TASK GOAL = Among the entries that follow, how many lines contain the string "this"? Answer with that number only.

[Source records]
= Beginning of Section =
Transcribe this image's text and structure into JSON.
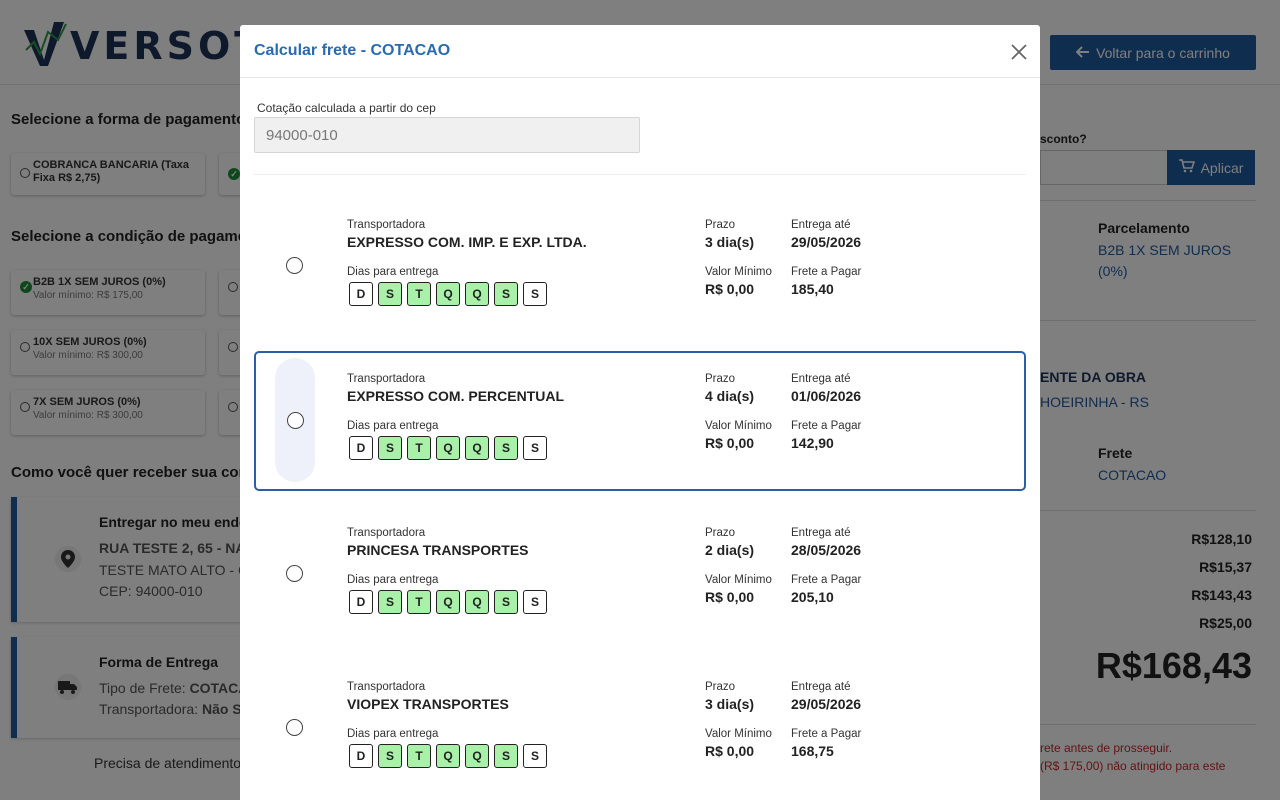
{
  "background": {
    "logo_text": "VERSOTEC",
    "back_button_label": "Voltar para o carrinho",
    "payment_section_title": "Selecione a forma de pagamento",
    "payment_options": [
      {
        "label": "COBRANCA BANCARIA (Taxa Fixa R$ 2,75)"
      }
    ],
    "condition_section_title": "Selecione a condição de pagamento",
    "conditions": [
      {
        "label": "B2B 1X SEM JUROS (0%)",
        "min": "Valor mínimo: R$ 175,00"
      },
      {
        "label": "10X SEM JUROS (0%)",
        "min": "Valor mínimo: R$ 300,00"
      },
      {
        "label": "7X SEM JUROS (0%)",
        "min": "Valor mínimo: R$ 300,00"
      }
    ],
    "delivery_section_title": "Como você quer receber sua comp",
    "address_card": {
      "title": "Entregar no meu ende",
      "line1": "RUA TESTE 2, 65 - NA",
      "line2": "TESTE MATO ALTO - CA",
      "line3": "CEP: 94000-010"
    },
    "shipping_card": {
      "title": "Forma de Entrega",
      "freight_type_label": "Tipo de Frete:",
      "freight_type_value": "COTACA",
      "carrier_label": "Transportadora:",
      "carrier_value": "Não S"
    },
    "help_text": "Precisa de atendimento",
    "coupon_question": "sconto?",
    "coupon_button": "Aplicar",
    "installments_title": "Parcelamento",
    "installments_value_line1": "B2B 1X SEM JUROS",
    "installments_value_line2": "(0%)",
    "address_right_title": "ENTE DA OBRA",
    "address_right_city": "HOEIRINHA - RS",
    "freight_title": "Frete",
    "freight_value": "COTACAO",
    "amounts": [
      "R$128,10",
      "R$15,37",
      "R$143,43",
      "R$25,00"
    ],
    "total": "R$168,43",
    "warning_line1": "rete antes de prosseguir.",
    "warning_line2": "(R$ 175,00) não atingido para este"
  },
  "modal": {
    "title": "Calcular frete - COTACAO",
    "cep_label": "Cotação calculada a partir do cep",
    "cep_value": "94000-010",
    "labels": {
      "carrier": "Transportadora",
      "delivery_days": "Dias para entrega",
      "term": "Prazo",
      "min_value": "Valor Mínimo",
      "delivery_until": "Entrega até",
      "freight_to_pay": "Frete a Pagar"
    },
    "days": [
      "D",
      "S",
      "T",
      "Q",
      "Q",
      "S",
      "S"
    ],
    "options": [
      {
        "carrier": "EXPRESSO COM. IMP. E EXP. LTDA.",
        "term": "3 dia(s)",
        "min_value": "R$ 0,00",
        "delivery_until": "29/05/2026",
        "freight": "185,40",
        "selected": false,
        "days_on": [
          false,
          true,
          true,
          true,
          true,
          true,
          false
        ]
      },
      {
        "carrier": "EXPRESSO COM. PERCENTUAL",
        "term": "4 dia(s)",
        "min_value": "R$ 0,00",
        "delivery_until": "01/06/2026",
        "freight": "142,90",
        "selected": true,
        "days_on": [
          false,
          true,
          true,
          true,
          true,
          true,
          false
        ]
      },
      {
        "carrier": "PRINCESA TRANSPORTES",
        "term": "2 dia(s)",
        "min_value": "R$ 0,00",
        "delivery_until": "28/05/2026",
        "freight": "205,10",
        "selected": false,
        "days_on": [
          false,
          true,
          true,
          true,
          true,
          true,
          false
        ]
      },
      {
        "carrier": "VIOPEX TRANSPORTES",
        "term": "3 dia(s)",
        "min_value": "R$ 0,00",
        "delivery_until": "29/05/2026",
        "freight": "168,75",
        "selected": false,
        "days_on": [
          false,
          true,
          true,
          true,
          true,
          true,
          false
        ]
      }
    ]
  }
}
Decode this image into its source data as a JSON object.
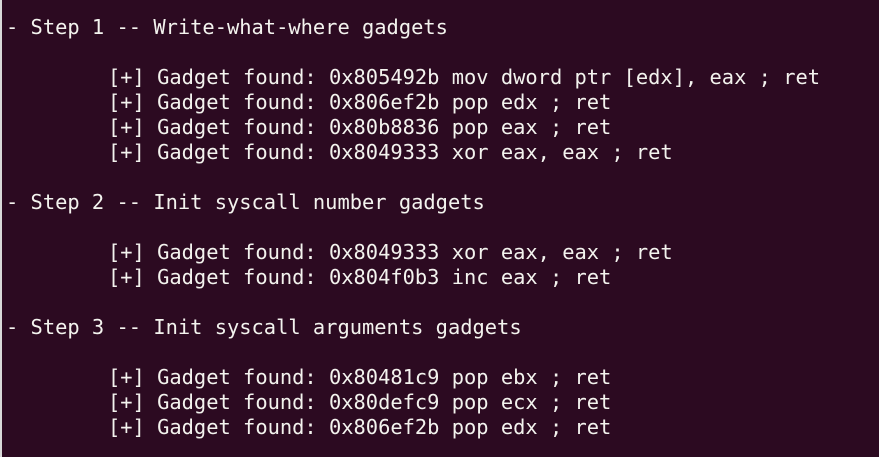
{
  "terminal": {
    "steps": [
      {
        "header": "- Step 1 -- Write-what-where gadgets",
        "gadgets": [
          "[+] Gadget found: 0x805492b mov dword ptr [edx], eax ; ret",
          "[+] Gadget found: 0x806ef2b pop edx ; ret",
          "[+] Gadget found: 0x80b8836 pop eax ; ret",
          "[+] Gadget found: 0x8049333 xor eax, eax ; ret"
        ]
      },
      {
        "header": "- Step 2 -- Init syscall number gadgets",
        "gadgets": [
          "[+] Gadget found: 0x8049333 xor eax, eax ; ret",
          "[+] Gadget found: 0x804f0b3 inc eax ; ret"
        ]
      },
      {
        "header": "- Step 3 -- Init syscall arguments gadgets",
        "gadgets": [
          "[+] Gadget found: 0x80481c9 pop ebx ; ret",
          "[+] Gadget found: 0x80defc9 pop ecx ; ret",
          "[+] Gadget found: 0x806ef2b pop edx ; ret"
        ]
      }
    ]
  }
}
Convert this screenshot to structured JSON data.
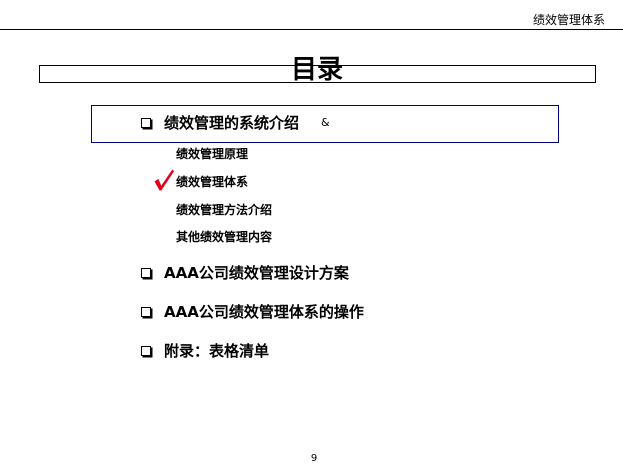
{
  "header": {
    "title": "绩效管理体系"
  },
  "page": {
    "title": "目录",
    "number": "9"
  },
  "toc": {
    "items": [
      {
        "label": "绩效管理的系统介绍",
        "marker": "&",
        "subitems": [
          "绩效管理原理",
          "绩效管理体系",
          "绩效管理方法介绍",
          "其他绩效管理内容"
        ]
      },
      {
        "label": "AAA公司绩效管理设计方案"
      },
      {
        "label": "AAA公司绩效管理体系的操作"
      },
      {
        "label": "附录：表格清单"
      }
    ]
  },
  "icons": {
    "bullet": "hollow-square-bullet-icon",
    "current": "red-checkmark-icon"
  },
  "colors": {
    "text": "#000000",
    "highlight_border": "#000080",
    "checkmark": "#e0001b"
  }
}
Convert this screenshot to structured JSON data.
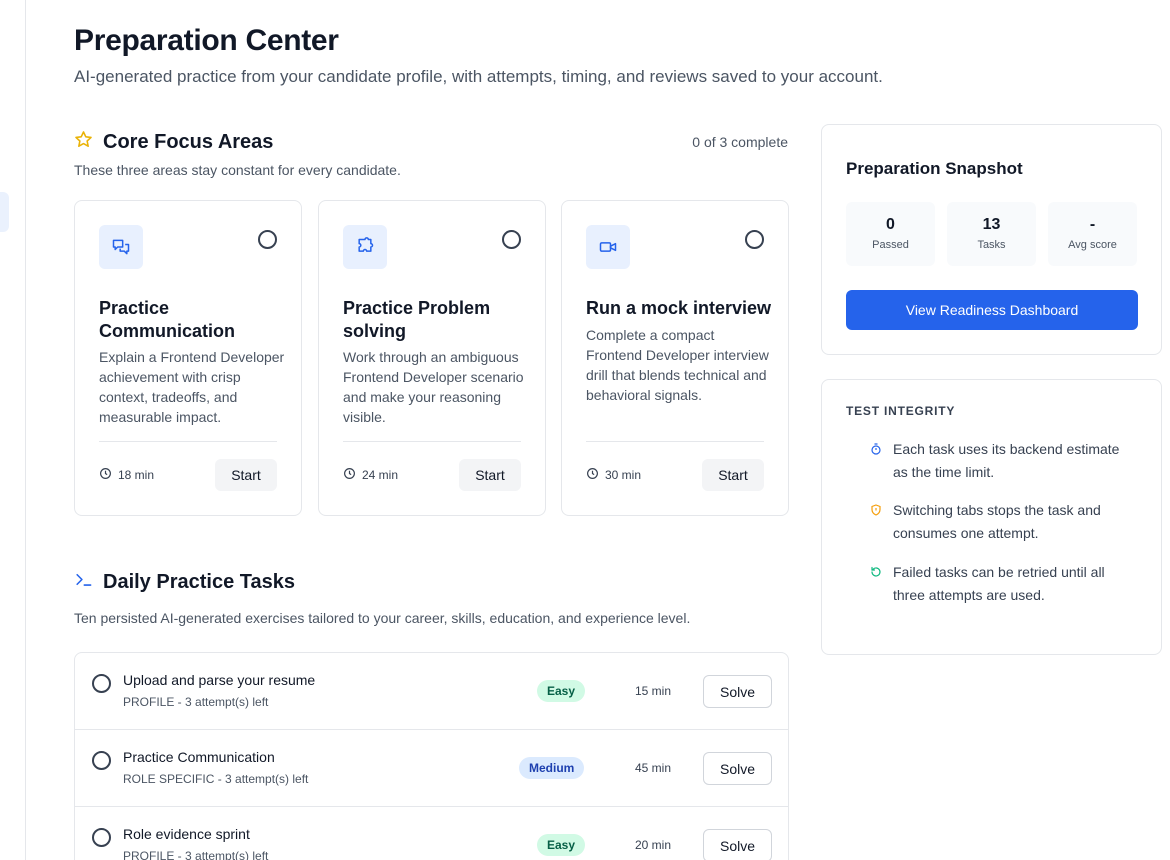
{
  "page": {
    "title": "Preparation Center",
    "subtitle": "AI-generated practice from your candidate profile, with attempts, timing, and reviews saved to your account."
  },
  "core": {
    "title": "Core Focus Areas",
    "description": "These three areas stay constant for every candidate.",
    "progress": "0 of 3 complete",
    "cards": [
      {
        "title": "Practice Communication",
        "description": "Explain a Frontend Developer achievement with crisp context, tradeoffs, and measurable impact.",
        "time": "18 min",
        "button": "Start",
        "icon": "chat-icon"
      },
      {
        "title": "Practice Problem solving",
        "description": "Work through an ambiguous Frontend Developer scenario and make your reasoning visible.",
        "time": "24 min",
        "button": "Start",
        "icon": "puzzle-icon"
      },
      {
        "title": "Run a mock interview",
        "description": "Complete a compact Frontend Developer interview drill that blends technical and behavioral signals.",
        "time": "30 min",
        "button": "Start",
        "icon": "video-icon"
      }
    ]
  },
  "daily": {
    "title": "Daily Practice Tasks",
    "description": "Ten persisted AI-generated exercises tailored to your career, skills, education, and experience level.",
    "tasks": [
      {
        "title": "Upload and parse your resume",
        "meta": "PROFILE - 3 attempt(s) left",
        "difficulty": "Easy",
        "time": "15 min",
        "button": "Solve"
      },
      {
        "title": "Practice Communication",
        "meta": "ROLE SPECIFIC - 3 attempt(s) left",
        "difficulty": "Medium",
        "time": "45 min",
        "button": "Solve"
      },
      {
        "title": "Role evidence sprint",
        "meta": "PROFILE - 3 attempt(s) left",
        "difficulty": "Easy",
        "time": "20 min",
        "button": "Solve"
      }
    ]
  },
  "snapshot": {
    "title": "Preparation Snapshot",
    "stats": [
      {
        "value": "0",
        "label": "Passed"
      },
      {
        "value": "13",
        "label": "Tasks"
      },
      {
        "value": "-",
        "label": "Avg score"
      }
    ],
    "button": "View Readiness Dashboard"
  },
  "integrity": {
    "title": "TEST INTEGRITY",
    "items": [
      {
        "text": "Each task uses its backend estimate as the time limit.",
        "icon": "timer-icon",
        "color": "#2563eb"
      },
      {
        "text": "Switching tabs stops the task and consumes one attempt.",
        "icon": "shield-icon",
        "color": "#f59e0b"
      },
      {
        "text": "Failed tasks can be retried until all three attempts are used.",
        "icon": "retry-icon",
        "color": "#10b981"
      }
    ]
  },
  "colors": {
    "accent": "#2563eb",
    "star": "#eab308"
  }
}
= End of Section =
SOLVED EXERCISE = 4